[Dataset items]

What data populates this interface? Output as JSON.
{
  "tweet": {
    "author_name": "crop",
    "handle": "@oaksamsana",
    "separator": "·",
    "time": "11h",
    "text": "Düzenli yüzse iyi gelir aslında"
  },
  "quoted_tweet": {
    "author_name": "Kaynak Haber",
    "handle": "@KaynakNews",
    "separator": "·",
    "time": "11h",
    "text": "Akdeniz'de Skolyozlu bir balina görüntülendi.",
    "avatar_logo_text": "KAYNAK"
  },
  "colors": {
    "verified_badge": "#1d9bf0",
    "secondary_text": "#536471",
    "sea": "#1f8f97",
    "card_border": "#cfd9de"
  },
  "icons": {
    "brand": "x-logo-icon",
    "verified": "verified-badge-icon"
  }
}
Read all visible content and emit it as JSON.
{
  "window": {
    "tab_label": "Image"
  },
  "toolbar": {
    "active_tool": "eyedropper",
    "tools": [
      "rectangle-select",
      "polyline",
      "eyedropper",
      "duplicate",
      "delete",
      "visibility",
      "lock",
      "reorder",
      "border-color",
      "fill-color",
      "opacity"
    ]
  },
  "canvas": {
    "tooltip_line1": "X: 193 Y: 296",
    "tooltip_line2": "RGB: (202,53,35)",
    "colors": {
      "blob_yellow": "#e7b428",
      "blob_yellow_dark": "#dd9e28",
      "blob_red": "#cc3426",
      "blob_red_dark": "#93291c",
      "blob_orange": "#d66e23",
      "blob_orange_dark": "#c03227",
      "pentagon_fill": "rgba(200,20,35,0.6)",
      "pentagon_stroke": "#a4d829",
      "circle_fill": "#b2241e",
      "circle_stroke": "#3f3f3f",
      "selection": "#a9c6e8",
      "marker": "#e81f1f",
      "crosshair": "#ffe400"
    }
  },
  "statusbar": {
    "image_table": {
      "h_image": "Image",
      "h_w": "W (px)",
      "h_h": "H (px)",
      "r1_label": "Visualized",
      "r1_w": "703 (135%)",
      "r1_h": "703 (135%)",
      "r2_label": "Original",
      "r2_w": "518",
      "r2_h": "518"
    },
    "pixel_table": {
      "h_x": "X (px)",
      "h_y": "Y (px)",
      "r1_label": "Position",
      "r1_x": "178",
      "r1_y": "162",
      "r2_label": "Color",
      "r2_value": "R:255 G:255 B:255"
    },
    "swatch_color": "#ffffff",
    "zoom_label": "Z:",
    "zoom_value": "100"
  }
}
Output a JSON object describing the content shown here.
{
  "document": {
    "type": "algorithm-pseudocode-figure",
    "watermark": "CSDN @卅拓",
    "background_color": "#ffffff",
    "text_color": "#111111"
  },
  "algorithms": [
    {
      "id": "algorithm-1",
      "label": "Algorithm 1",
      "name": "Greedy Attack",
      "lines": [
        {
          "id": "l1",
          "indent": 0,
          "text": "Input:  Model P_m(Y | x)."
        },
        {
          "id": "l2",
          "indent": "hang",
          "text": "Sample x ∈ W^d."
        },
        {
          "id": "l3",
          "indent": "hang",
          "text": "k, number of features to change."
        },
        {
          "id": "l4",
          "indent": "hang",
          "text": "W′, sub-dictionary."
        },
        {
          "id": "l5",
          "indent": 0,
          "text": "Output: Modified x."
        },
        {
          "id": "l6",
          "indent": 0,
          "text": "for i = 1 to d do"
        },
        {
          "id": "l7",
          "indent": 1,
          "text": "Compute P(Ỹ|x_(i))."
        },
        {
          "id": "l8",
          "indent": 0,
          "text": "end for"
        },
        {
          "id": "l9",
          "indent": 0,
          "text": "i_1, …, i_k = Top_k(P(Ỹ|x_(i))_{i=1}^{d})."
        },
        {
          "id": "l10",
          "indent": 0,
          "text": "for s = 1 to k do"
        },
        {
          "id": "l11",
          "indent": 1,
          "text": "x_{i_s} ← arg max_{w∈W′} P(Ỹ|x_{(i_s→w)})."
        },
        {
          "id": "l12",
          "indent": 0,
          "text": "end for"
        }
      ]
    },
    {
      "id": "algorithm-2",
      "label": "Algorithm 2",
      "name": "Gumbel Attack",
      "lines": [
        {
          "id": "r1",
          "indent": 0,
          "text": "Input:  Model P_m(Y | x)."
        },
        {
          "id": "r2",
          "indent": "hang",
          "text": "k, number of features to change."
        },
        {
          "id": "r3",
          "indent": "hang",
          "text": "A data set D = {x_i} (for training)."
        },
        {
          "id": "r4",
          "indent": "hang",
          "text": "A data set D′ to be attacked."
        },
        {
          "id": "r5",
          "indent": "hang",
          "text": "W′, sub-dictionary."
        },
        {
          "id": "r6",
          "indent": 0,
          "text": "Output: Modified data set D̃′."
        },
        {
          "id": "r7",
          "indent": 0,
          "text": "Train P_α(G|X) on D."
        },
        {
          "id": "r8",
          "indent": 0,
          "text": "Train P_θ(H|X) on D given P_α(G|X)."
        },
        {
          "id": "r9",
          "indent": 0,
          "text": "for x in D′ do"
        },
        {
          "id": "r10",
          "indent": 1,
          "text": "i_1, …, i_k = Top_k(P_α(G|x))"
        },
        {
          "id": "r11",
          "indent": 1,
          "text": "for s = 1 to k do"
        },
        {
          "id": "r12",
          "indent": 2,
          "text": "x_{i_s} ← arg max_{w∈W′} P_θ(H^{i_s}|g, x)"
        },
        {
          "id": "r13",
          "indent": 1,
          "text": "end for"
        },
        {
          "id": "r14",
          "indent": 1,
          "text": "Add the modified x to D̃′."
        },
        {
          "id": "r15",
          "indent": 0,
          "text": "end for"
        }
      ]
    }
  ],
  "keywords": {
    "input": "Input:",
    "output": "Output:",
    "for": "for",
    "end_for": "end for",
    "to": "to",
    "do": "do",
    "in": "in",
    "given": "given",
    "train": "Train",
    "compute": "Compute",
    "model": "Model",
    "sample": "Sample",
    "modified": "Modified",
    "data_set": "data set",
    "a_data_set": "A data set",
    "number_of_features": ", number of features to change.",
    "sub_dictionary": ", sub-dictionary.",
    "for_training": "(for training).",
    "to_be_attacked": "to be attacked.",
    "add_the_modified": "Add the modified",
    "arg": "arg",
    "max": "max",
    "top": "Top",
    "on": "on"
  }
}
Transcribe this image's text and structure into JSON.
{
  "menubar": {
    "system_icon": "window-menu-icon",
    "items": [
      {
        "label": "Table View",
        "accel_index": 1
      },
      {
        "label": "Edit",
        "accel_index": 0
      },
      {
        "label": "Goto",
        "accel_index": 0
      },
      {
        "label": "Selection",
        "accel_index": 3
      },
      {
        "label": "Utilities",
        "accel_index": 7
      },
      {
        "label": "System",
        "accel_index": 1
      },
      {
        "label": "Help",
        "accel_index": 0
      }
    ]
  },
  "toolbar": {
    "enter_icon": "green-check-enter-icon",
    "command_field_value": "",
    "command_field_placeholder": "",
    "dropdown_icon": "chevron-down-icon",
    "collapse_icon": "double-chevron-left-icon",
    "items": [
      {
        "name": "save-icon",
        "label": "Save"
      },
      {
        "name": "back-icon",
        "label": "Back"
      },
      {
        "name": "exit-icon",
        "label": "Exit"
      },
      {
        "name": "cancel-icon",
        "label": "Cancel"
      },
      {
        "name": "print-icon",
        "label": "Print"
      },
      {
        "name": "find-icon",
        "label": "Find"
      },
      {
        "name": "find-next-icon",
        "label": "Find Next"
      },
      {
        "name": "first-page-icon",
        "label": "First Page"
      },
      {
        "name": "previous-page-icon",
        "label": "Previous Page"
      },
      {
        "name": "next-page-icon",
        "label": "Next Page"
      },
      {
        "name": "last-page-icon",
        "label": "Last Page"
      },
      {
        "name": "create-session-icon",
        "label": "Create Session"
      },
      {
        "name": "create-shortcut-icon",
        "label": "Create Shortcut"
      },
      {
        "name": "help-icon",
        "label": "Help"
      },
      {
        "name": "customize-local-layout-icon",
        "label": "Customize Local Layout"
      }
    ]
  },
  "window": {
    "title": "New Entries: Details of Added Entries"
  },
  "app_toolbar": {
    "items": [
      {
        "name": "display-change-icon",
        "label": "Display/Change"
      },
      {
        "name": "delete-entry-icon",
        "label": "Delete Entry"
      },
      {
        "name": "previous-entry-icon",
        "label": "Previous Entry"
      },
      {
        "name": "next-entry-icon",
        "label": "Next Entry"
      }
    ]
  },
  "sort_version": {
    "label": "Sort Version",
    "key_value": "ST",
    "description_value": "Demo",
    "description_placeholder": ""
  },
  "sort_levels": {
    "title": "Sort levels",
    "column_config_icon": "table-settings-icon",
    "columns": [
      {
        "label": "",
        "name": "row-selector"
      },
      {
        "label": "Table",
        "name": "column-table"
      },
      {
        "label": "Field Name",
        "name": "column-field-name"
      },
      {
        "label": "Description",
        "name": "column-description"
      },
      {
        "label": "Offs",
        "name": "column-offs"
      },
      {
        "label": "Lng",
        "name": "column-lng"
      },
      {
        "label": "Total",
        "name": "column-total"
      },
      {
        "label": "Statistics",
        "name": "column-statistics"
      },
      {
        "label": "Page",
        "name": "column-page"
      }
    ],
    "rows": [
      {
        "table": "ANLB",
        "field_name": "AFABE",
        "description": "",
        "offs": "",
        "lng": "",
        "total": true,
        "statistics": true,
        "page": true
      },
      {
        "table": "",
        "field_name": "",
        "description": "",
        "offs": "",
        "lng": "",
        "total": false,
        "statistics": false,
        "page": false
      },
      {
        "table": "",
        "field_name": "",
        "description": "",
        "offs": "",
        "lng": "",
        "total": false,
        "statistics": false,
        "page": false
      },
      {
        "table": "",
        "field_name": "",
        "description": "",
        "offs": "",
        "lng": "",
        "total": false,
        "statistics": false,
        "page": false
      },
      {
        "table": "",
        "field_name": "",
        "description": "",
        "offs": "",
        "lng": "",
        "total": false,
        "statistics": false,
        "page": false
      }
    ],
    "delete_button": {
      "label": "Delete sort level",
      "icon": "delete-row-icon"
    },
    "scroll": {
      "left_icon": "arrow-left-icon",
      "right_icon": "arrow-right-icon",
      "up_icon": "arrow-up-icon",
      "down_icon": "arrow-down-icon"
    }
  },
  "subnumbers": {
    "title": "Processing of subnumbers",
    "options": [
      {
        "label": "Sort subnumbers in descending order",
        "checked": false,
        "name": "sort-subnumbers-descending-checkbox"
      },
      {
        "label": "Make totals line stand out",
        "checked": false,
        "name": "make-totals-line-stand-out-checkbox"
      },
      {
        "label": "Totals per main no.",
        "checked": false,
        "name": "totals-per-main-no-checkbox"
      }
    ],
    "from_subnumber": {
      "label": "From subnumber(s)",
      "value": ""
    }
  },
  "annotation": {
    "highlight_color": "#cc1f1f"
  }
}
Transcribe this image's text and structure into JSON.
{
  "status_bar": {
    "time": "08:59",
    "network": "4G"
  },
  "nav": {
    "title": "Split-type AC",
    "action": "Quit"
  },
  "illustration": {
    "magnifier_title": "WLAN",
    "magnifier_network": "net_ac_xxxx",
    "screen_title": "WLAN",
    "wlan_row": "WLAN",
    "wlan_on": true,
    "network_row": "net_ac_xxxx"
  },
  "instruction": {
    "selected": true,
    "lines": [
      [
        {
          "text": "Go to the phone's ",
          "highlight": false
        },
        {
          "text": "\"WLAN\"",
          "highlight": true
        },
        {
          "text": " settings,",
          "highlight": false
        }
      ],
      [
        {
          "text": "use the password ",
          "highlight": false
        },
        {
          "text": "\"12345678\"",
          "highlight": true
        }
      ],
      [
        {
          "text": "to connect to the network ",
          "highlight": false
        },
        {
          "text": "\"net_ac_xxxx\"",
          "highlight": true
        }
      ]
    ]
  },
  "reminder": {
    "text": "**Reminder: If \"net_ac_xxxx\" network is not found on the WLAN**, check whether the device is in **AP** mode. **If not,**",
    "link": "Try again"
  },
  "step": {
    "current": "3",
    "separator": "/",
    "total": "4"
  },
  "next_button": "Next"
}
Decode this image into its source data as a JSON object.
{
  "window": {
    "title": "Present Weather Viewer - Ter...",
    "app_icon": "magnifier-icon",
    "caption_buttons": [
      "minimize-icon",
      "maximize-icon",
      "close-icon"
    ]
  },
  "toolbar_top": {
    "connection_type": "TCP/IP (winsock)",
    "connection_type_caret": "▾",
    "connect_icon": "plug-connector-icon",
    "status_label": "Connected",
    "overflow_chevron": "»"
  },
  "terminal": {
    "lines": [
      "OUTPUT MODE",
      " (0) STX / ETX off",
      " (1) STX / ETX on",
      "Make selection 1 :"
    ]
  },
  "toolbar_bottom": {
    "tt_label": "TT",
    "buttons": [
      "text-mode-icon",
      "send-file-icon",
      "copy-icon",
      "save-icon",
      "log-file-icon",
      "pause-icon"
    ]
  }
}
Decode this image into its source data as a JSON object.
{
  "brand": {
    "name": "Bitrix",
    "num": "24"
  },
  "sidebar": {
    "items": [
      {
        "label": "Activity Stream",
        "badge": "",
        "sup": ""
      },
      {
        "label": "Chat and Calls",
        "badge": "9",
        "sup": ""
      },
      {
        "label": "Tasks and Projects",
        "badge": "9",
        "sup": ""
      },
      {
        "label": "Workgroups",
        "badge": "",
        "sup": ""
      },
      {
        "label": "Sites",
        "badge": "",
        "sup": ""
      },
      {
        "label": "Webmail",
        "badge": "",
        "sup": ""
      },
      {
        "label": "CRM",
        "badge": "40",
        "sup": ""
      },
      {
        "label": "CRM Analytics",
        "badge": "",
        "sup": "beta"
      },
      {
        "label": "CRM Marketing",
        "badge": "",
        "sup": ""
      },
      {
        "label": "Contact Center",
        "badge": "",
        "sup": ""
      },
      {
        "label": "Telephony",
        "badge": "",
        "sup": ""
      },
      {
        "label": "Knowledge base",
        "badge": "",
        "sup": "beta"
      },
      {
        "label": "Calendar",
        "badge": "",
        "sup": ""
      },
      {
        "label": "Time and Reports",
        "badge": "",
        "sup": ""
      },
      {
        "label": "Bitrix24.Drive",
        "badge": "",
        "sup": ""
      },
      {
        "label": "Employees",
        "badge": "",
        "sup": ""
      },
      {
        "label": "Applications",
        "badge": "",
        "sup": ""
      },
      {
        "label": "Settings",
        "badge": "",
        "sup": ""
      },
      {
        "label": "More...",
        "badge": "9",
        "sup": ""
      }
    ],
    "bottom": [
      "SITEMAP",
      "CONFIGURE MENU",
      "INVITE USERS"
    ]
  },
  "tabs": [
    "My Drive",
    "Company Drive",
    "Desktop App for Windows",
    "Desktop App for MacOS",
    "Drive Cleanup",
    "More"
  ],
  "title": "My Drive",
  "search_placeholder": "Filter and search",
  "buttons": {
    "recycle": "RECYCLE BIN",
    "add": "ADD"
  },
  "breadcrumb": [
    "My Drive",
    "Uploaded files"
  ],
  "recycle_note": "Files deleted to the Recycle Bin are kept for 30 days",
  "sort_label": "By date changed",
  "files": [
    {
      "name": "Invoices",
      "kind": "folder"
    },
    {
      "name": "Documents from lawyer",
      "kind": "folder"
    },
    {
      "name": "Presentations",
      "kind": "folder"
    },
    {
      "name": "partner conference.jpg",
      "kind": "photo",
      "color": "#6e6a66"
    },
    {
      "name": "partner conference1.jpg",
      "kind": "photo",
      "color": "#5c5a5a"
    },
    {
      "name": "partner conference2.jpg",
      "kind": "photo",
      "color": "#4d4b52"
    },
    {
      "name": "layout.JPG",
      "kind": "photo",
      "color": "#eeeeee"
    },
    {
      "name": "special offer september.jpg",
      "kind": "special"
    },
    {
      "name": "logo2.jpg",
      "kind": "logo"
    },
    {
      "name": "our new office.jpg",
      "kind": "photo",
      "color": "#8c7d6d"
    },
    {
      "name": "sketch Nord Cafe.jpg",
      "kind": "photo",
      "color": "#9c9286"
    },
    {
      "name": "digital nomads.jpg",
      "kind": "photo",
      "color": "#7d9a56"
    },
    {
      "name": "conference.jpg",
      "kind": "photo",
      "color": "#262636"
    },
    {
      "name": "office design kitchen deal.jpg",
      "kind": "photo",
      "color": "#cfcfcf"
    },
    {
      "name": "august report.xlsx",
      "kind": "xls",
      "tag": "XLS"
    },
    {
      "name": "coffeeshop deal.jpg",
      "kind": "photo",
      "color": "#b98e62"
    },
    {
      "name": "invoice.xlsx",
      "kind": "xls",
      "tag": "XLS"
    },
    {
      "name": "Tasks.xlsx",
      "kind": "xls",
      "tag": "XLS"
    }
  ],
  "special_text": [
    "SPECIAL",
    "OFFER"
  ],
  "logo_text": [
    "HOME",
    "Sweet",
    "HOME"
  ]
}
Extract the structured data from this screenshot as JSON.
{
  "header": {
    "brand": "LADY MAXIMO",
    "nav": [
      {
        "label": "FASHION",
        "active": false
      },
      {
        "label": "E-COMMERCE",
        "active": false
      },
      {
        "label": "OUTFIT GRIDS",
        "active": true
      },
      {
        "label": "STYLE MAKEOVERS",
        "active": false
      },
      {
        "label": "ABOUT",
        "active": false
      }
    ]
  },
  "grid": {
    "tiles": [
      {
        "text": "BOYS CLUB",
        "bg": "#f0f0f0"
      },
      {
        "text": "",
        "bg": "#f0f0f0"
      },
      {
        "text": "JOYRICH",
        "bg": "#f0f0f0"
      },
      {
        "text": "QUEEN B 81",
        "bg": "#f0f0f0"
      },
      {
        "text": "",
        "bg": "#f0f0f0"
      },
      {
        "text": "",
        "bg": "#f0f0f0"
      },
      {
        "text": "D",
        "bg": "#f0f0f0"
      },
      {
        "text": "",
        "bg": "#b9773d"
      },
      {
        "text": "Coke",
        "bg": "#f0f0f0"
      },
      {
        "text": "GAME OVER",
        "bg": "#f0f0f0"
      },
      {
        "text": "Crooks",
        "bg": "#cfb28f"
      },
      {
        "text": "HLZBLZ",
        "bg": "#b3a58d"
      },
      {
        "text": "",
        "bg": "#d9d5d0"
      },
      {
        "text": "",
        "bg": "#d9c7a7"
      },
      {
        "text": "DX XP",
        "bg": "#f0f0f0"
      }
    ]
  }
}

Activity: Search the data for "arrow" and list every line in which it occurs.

Output for this exercise:
      "left_icon": "arrow-left-icon",
      "right_icon": "arrow-right-icon",
      "up_icon": "arrow-up-icon",
      "down_icon": "arrow-down-icon"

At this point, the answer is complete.